▸ WORK ORDER
Copy, in full, each line of the material that holds the word "icon".
——————
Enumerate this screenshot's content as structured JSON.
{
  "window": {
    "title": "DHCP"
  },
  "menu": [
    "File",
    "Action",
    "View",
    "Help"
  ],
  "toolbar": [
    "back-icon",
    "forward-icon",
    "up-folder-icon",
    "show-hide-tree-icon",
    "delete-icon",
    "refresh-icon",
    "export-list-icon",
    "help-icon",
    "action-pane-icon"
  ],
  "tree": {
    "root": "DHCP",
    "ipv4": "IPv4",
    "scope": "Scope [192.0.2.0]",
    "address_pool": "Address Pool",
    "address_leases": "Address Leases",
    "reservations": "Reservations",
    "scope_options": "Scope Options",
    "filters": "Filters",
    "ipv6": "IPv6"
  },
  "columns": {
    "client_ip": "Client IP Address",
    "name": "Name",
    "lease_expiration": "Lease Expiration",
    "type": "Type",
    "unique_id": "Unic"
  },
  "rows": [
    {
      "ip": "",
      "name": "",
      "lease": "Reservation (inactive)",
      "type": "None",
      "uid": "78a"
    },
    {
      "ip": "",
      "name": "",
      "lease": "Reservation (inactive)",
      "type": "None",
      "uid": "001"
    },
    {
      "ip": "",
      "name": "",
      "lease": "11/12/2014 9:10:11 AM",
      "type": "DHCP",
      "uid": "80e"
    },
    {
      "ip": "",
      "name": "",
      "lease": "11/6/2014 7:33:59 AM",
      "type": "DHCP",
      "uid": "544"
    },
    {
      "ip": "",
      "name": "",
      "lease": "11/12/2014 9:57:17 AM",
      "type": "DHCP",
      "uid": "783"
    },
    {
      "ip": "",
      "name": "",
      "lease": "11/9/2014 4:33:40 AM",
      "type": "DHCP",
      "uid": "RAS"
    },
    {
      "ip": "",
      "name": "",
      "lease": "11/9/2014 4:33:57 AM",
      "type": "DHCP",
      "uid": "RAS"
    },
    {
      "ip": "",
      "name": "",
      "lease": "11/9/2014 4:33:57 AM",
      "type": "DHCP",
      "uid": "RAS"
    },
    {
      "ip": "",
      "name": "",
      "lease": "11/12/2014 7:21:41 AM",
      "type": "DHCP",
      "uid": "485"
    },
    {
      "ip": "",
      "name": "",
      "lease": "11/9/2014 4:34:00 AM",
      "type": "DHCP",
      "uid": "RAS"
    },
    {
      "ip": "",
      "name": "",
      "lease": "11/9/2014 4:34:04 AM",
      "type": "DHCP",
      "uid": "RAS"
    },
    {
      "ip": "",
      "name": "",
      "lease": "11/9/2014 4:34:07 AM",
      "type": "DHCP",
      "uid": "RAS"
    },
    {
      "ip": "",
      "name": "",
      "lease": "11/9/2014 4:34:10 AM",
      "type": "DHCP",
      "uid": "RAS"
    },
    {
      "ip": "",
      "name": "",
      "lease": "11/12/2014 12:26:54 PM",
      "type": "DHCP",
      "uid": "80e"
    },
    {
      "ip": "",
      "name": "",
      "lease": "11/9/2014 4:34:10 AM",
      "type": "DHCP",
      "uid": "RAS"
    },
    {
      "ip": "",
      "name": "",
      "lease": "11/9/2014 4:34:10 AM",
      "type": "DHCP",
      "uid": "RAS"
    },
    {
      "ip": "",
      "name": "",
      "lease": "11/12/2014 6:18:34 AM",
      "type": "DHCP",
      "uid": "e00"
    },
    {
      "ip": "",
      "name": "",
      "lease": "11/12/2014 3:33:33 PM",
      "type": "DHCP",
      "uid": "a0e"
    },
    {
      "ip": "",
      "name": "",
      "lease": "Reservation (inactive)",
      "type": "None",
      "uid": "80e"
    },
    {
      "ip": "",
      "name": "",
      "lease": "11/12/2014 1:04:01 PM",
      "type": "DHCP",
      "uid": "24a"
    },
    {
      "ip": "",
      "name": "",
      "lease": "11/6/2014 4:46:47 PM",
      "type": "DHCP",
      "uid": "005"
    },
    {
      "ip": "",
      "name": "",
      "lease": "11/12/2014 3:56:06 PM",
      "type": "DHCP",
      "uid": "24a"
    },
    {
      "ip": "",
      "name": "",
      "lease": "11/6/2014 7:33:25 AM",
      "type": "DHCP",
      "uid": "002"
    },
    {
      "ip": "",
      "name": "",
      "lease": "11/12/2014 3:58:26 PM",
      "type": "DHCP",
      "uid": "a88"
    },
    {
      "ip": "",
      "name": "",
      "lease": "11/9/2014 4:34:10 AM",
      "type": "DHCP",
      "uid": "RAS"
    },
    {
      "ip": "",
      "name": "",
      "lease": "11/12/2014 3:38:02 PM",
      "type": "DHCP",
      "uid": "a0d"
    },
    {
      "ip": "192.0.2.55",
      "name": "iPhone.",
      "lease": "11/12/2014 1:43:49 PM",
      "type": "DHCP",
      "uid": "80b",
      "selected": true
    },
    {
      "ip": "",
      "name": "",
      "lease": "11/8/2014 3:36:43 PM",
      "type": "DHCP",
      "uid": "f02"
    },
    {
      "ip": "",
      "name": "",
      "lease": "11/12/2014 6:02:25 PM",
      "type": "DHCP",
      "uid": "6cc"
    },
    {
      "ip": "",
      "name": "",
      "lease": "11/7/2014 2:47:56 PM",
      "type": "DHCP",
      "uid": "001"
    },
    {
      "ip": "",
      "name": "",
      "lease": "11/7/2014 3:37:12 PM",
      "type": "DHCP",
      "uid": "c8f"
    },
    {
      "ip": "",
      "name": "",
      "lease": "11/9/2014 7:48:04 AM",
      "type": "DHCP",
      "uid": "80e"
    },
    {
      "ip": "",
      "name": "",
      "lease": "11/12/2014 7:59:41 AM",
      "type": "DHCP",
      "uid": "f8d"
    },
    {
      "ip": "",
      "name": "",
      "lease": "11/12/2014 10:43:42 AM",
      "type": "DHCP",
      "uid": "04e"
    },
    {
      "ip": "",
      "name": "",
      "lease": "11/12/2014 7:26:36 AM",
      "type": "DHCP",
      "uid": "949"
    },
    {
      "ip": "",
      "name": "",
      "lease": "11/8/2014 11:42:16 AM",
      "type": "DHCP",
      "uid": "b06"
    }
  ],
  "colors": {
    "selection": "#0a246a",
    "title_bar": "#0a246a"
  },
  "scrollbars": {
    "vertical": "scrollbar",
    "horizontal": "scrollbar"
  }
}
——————
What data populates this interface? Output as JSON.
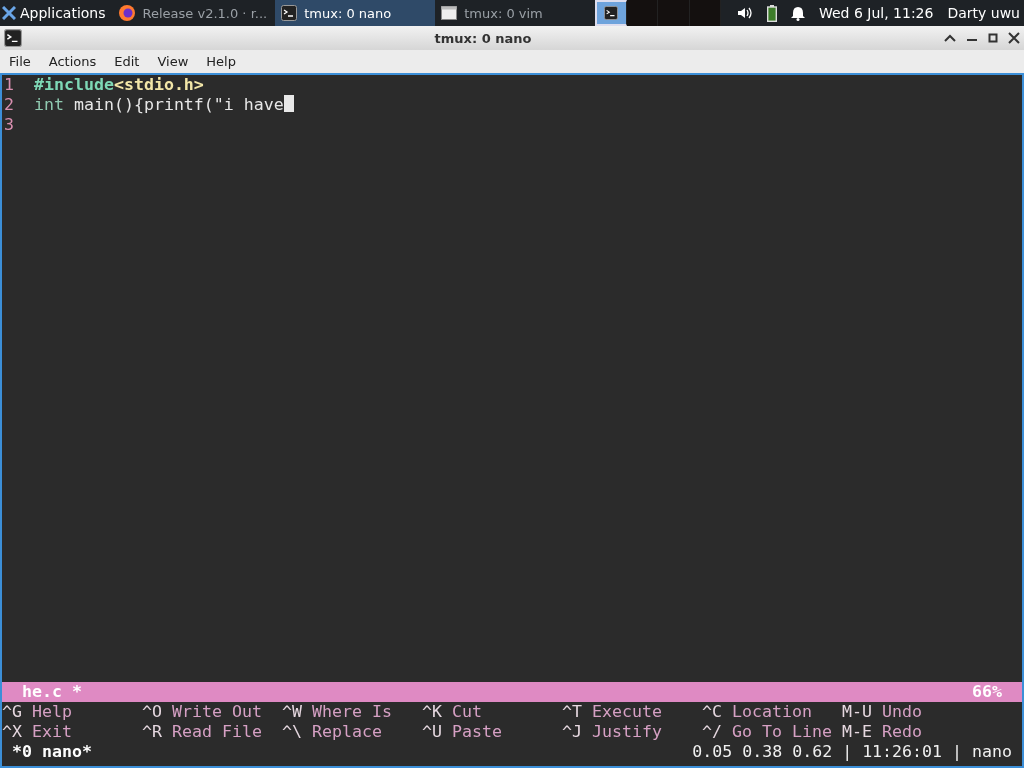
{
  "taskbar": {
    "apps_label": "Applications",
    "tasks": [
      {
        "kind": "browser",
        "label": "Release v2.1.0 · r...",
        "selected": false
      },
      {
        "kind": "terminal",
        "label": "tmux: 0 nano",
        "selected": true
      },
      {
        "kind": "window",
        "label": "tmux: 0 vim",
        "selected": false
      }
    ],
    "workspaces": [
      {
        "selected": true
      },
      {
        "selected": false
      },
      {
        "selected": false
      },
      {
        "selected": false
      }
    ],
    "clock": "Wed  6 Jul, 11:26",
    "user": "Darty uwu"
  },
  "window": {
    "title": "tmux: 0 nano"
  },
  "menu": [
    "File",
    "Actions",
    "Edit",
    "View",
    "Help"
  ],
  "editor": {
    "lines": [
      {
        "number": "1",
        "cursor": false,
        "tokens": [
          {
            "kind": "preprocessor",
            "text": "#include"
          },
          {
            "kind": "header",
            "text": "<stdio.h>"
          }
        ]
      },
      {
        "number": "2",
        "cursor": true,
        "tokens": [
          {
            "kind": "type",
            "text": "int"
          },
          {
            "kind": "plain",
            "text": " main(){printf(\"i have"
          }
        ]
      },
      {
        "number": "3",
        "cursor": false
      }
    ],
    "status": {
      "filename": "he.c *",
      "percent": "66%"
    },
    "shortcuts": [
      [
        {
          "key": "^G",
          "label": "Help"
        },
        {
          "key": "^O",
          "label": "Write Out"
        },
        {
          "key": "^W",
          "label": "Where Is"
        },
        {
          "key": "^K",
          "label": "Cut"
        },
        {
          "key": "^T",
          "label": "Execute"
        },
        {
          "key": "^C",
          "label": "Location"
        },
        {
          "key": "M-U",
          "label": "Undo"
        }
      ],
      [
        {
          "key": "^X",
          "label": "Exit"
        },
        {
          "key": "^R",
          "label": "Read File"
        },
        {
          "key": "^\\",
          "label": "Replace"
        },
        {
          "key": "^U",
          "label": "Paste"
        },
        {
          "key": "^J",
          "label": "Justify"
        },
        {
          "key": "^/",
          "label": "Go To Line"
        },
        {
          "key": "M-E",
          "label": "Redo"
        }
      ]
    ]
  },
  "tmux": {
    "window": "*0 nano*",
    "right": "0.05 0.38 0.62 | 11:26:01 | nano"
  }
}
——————
▸ SOLUTION TO THIS PROBLEM
    "back-icon",
    "forward-icon",
    "up-folder-icon",
    "show-hide-tree-icon",
    "delete-icon",
    "refresh-icon",
    "export-list-icon",
    "help-icon",
    "action-pane-icon"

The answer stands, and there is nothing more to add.